→ **Task prompt**
Where the records hold the string "kind", show the whole line it sits on.

#### Input material ####

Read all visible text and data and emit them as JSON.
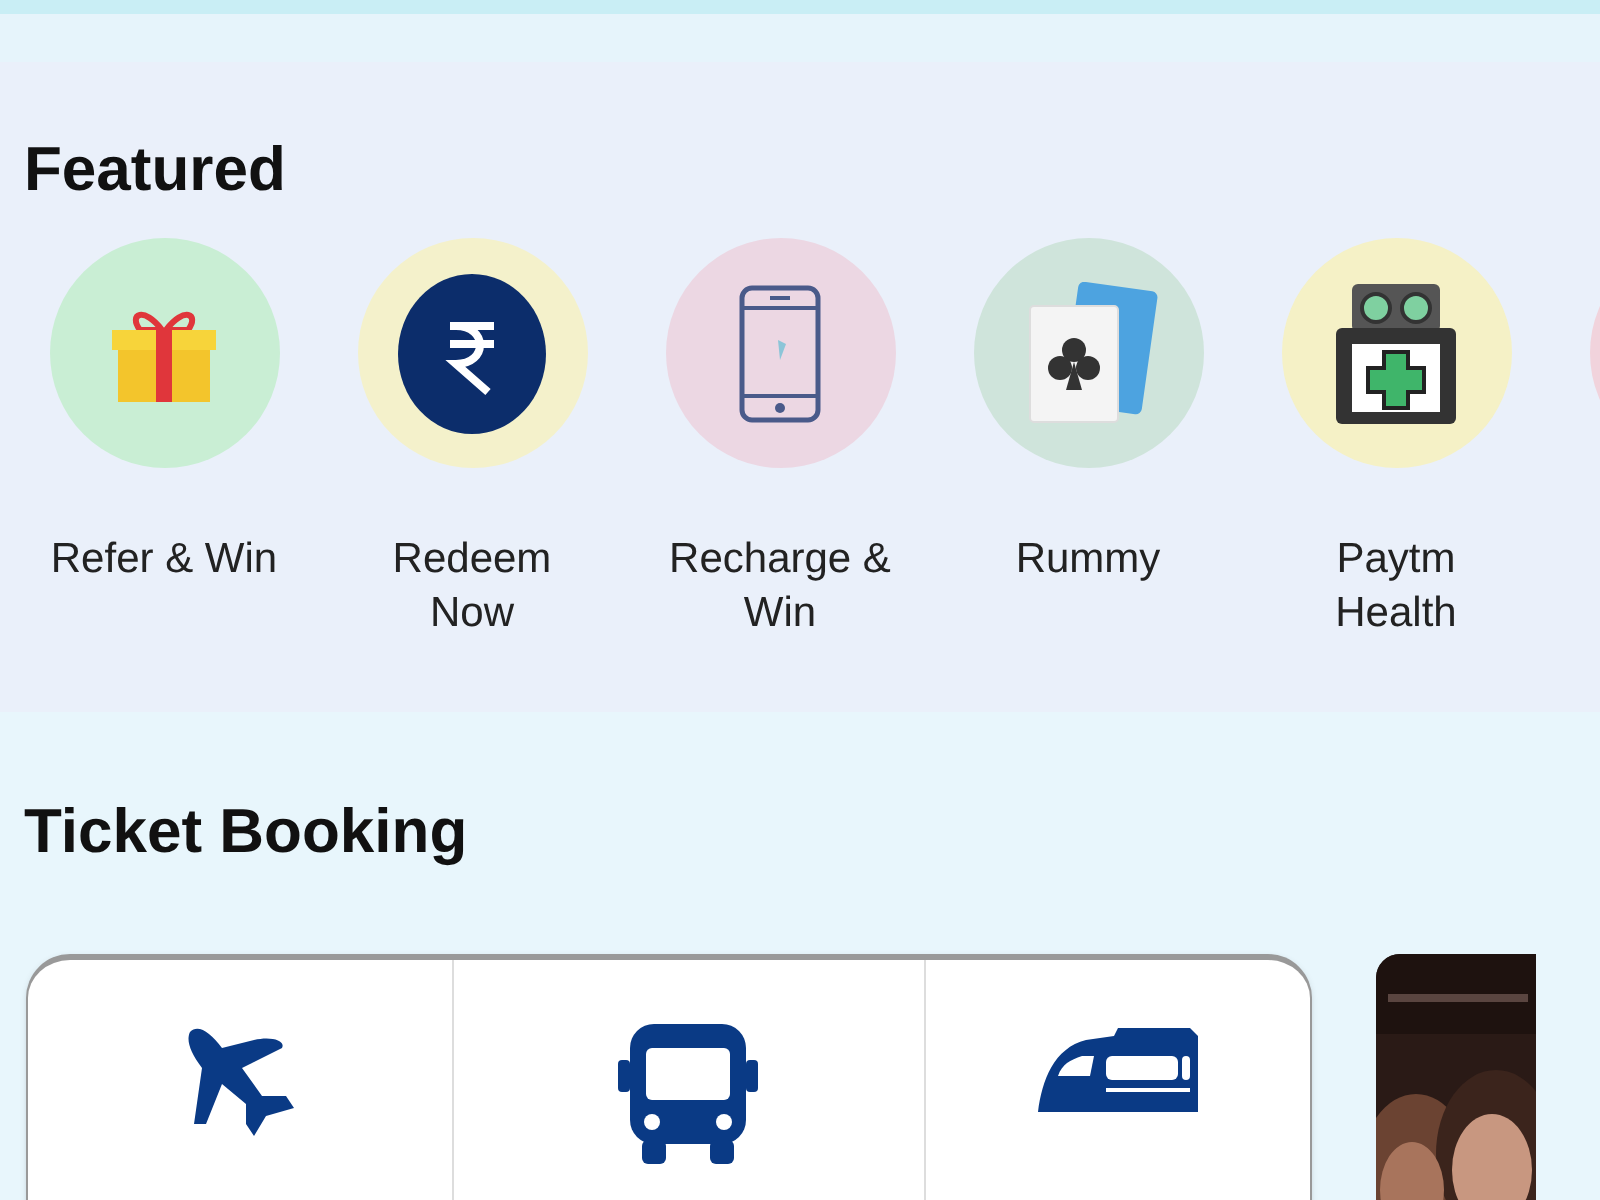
{
  "featured": {
    "title": "Featured",
    "items": [
      {
        "kind": "gift",
        "label": "Refer & Win",
        "color": "#c9eed4"
      },
      {
        "kind": "rupee",
        "label": "Redeem Now",
        "color": "#f4f1cb"
      },
      {
        "kind": "phone",
        "label": "Recharge & Win",
        "color": "#ecd7e3"
      },
      {
        "kind": "cards",
        "label": "Rummy",
        "color": "#cfe4db"
      },
      {
        "kind": "health",
        "label": "Paytm Health",
        "color": "#f5f1c6"
      },
      {
        "kind": "blank",
        "color": "#f1d3dc"
      }
    ]
  },
  "ticket_booking": {
    "title": "Ticket Booking",
    "options": [
      {
        "kind": "plane"
      },
      {
        "kind": "bus"
      },
      {
        "kind": "train"
      }
    ]
  }
}
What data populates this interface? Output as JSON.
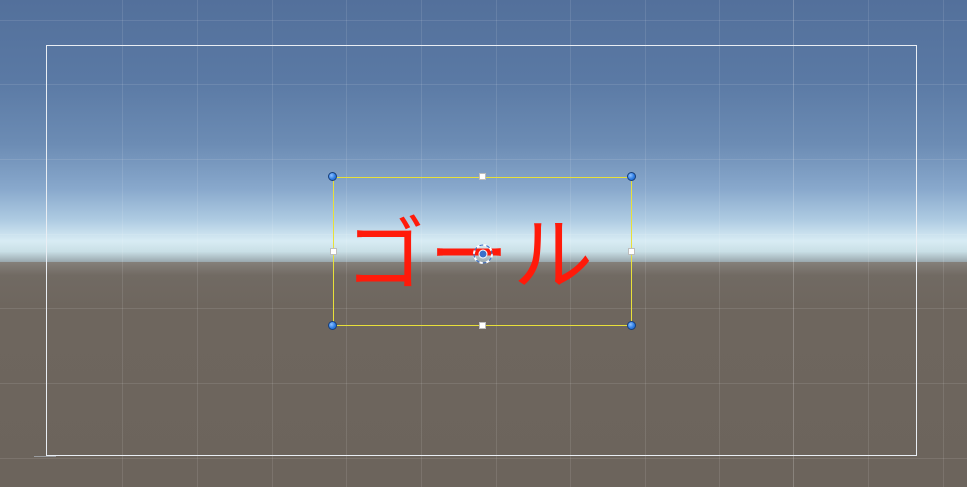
{
  "scene_view": {
    "selected_object": {
      "text": "ゴール",
      "text_color": "#ff1a0a"
    },
    "colors": {
      "rect_outline": "#e8e03a",
      "canvas_frame": "#e9eef4",
      "handle_blue": "#2f7ee6",
      "sky_top": "#53709b",
      "horizon": "#d8ecf4",
      "ground": "#6e665e"
    },
    "icons": {
      "pivot": "pivot-icon",
      "corner_handle": "corner-handle-icon",
      "edge_handle": "edge-handle-icon"
    }
  }
}
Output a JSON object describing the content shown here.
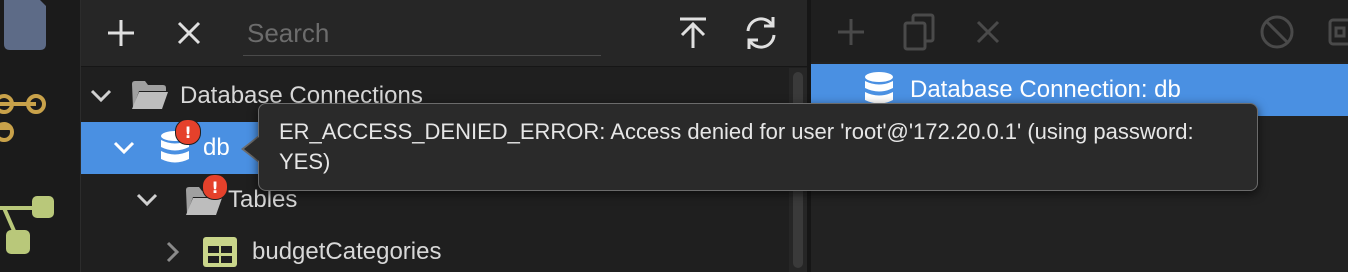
{
  "left_toolbar": {
    "add_tooltip": "+",
    "search_placeholder": "Search"
  },
  "tree": {
    "root_label": "Database Connections",
    "connection_label": "db",
    "connection_badge": "!",
    "tables_label": "Tables",
    "tables_badge": "!",
    "table_item_label": "budgetCategories"
  },
  "tooltip": {
    "text": "ER_ACCESS_DENIED_ERROR: Access denied for user 'root'@'172.20.0.1' (using password: YES)"
  },
  "right_panel": {
    "selected_label": "Database Connection: db"
  },
  "colors": {
    "selection": "#4a90e2",
    "error_badge": "#e5412b",
    "table_icon": "#c9d58a",
    "rail_node": "#c9a24a",
    "rail_node_green": "#b9c87a"
  }
}
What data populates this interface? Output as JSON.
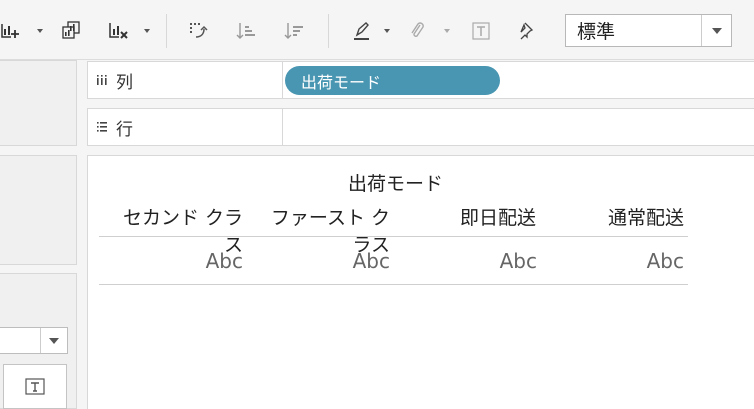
{
  "toolbar": {
    "icons": [
      "new-sheet-icon",
      "duplicate-sheet-icon",
      "clear-sheet-icon",
      "swap-icon",
      "sort-ascending-icon",
      "sort-descending-icon",
      "highlight-icon",
      "annotate-icon",
      "text-icon",
      "pin-icon"
    ],
    "fit_select": {
      "value": "標準"
    }
  },
  "shelves": {
    "columns": {
      "label": "列",
      "pill": "出荷モード"
    },
    "rows": {
      "label": "行"
    }
  },
  "view": {
    "title": "出荷モード",
    "headers": [
      "セカンド クラス",
      "ファースト クラス",
      "即日配送",
      "通常配送"
    ],
    "cells": [
      "Abc",
      "Abc",
      "Abc",
      "Abc"
    ]
  },
  "colors": {
    "pill": "#4996b2",
    "toolbar_bg": "#f5f5f5"
  }
}
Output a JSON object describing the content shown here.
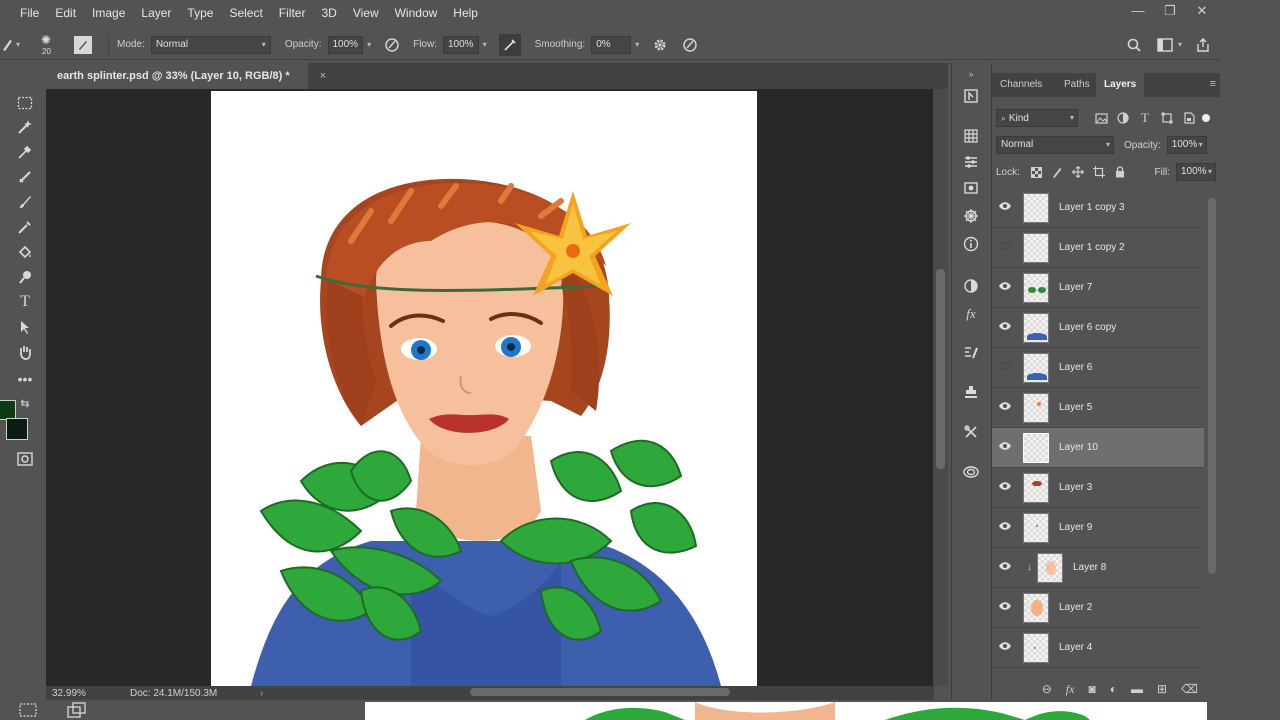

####

→ **Output of the task**
        "kind": "gift",
        "kind": "rupee",
        "kind": "phone",
        "kind": "cards",
        "kind": "health",
        "kind": "blank",
        "kind": "plane"
        "kind": "bus"
        "kind": "train"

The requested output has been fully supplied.